ASSIGNMENT: Go through the data and copy each line that holds "title".

INPUT DATA:
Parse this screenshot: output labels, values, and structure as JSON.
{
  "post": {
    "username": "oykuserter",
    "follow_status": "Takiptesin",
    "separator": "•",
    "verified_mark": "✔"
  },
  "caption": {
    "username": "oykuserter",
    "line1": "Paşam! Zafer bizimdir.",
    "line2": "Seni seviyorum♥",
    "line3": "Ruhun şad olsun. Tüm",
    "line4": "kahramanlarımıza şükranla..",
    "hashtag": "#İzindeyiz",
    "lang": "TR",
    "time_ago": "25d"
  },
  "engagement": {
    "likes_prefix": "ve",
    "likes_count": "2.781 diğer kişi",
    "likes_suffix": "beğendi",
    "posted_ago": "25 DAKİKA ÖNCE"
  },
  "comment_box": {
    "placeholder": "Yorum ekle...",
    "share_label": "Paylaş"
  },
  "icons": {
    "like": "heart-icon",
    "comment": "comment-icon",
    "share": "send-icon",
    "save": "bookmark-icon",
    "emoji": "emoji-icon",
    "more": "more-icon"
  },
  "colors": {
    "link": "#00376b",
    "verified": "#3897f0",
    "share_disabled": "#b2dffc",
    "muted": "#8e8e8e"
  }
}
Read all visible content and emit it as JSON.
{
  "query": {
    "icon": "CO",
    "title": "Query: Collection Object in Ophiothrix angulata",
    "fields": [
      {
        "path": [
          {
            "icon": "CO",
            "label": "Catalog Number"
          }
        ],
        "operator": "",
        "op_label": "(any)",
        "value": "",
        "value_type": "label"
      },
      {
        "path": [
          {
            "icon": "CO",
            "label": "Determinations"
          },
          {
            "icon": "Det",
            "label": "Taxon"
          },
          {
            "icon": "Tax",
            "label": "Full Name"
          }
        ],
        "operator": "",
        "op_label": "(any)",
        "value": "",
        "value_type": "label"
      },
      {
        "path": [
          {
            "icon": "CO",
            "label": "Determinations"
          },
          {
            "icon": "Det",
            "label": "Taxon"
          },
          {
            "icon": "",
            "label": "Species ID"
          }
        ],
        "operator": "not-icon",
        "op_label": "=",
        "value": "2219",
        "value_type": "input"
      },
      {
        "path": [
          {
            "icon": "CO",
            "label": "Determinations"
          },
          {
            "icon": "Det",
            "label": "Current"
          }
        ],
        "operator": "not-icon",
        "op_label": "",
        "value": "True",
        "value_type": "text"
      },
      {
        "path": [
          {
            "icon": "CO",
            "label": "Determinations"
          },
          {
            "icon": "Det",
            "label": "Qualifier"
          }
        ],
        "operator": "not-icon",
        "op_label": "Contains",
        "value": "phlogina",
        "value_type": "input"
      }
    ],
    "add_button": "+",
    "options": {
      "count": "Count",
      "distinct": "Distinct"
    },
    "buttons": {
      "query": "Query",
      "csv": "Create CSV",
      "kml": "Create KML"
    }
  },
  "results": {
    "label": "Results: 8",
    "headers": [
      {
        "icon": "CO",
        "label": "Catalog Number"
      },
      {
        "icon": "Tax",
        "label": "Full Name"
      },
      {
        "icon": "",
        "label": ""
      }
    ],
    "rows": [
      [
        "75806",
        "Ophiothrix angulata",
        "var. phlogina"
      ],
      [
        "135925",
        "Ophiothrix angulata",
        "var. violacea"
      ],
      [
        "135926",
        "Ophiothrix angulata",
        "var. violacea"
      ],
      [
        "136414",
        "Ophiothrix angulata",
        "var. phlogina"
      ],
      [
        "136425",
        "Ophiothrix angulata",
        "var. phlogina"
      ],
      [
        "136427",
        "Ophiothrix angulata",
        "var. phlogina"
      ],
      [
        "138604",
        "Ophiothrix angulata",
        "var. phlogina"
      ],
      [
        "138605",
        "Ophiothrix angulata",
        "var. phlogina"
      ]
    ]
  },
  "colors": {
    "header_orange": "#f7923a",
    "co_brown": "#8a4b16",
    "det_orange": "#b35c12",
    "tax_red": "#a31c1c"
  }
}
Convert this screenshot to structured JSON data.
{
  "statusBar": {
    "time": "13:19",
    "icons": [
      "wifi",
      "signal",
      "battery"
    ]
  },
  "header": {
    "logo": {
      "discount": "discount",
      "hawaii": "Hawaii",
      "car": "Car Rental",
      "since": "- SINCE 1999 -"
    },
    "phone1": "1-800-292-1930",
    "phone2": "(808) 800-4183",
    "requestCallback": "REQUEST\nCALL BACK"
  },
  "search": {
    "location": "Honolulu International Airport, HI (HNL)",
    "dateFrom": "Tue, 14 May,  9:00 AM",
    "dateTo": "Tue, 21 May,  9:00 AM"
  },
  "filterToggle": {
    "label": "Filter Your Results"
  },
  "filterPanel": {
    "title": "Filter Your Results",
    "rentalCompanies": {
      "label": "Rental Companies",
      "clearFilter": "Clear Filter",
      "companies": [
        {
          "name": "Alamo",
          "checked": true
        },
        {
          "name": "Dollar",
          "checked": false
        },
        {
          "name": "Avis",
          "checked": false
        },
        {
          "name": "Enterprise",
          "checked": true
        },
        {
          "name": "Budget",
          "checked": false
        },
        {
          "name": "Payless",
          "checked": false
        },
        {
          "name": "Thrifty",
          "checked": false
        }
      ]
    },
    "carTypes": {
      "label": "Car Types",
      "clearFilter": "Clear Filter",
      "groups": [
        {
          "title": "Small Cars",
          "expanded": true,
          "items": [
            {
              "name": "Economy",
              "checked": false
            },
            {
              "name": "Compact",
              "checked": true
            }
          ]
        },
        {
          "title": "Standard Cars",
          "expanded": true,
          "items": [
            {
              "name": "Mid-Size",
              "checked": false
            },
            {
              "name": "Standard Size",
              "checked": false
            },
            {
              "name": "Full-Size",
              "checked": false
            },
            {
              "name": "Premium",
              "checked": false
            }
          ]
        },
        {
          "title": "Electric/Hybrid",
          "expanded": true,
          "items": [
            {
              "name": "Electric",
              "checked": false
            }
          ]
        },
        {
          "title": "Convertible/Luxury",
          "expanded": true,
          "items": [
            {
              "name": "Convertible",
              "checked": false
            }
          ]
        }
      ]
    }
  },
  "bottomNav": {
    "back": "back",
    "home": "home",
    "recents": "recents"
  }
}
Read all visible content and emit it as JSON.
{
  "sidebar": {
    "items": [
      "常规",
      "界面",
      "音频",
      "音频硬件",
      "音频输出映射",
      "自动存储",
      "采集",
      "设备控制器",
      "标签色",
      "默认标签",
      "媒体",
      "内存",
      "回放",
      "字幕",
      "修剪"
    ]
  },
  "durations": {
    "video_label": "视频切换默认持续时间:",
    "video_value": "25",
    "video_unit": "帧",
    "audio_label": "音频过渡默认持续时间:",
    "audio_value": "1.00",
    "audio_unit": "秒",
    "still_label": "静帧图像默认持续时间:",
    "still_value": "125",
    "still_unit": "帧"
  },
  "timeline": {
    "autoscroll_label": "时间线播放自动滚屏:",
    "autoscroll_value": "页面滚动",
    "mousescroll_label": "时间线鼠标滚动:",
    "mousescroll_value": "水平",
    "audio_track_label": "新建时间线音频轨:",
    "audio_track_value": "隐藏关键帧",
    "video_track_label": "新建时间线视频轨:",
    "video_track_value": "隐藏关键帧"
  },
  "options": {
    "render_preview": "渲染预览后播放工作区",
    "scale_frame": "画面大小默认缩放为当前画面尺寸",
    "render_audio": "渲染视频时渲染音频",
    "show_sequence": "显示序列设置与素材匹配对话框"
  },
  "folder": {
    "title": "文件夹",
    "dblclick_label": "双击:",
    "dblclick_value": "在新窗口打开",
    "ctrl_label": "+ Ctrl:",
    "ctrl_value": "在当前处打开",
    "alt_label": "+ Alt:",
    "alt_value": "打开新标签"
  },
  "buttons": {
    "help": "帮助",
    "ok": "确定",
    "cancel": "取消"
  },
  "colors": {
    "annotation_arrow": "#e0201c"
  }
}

SOLUTION TO THIS EXERCISE:
    "title": "Query: Collection Object in Ophiothrix angulata",
    "title": "Filter Your Results",
          "title": "Small Cars",
          "title": "Standard Cars",
          "title": "Electric/Hybrid",
          "title": "Convertible/Luxury",
    "title": "文件夹",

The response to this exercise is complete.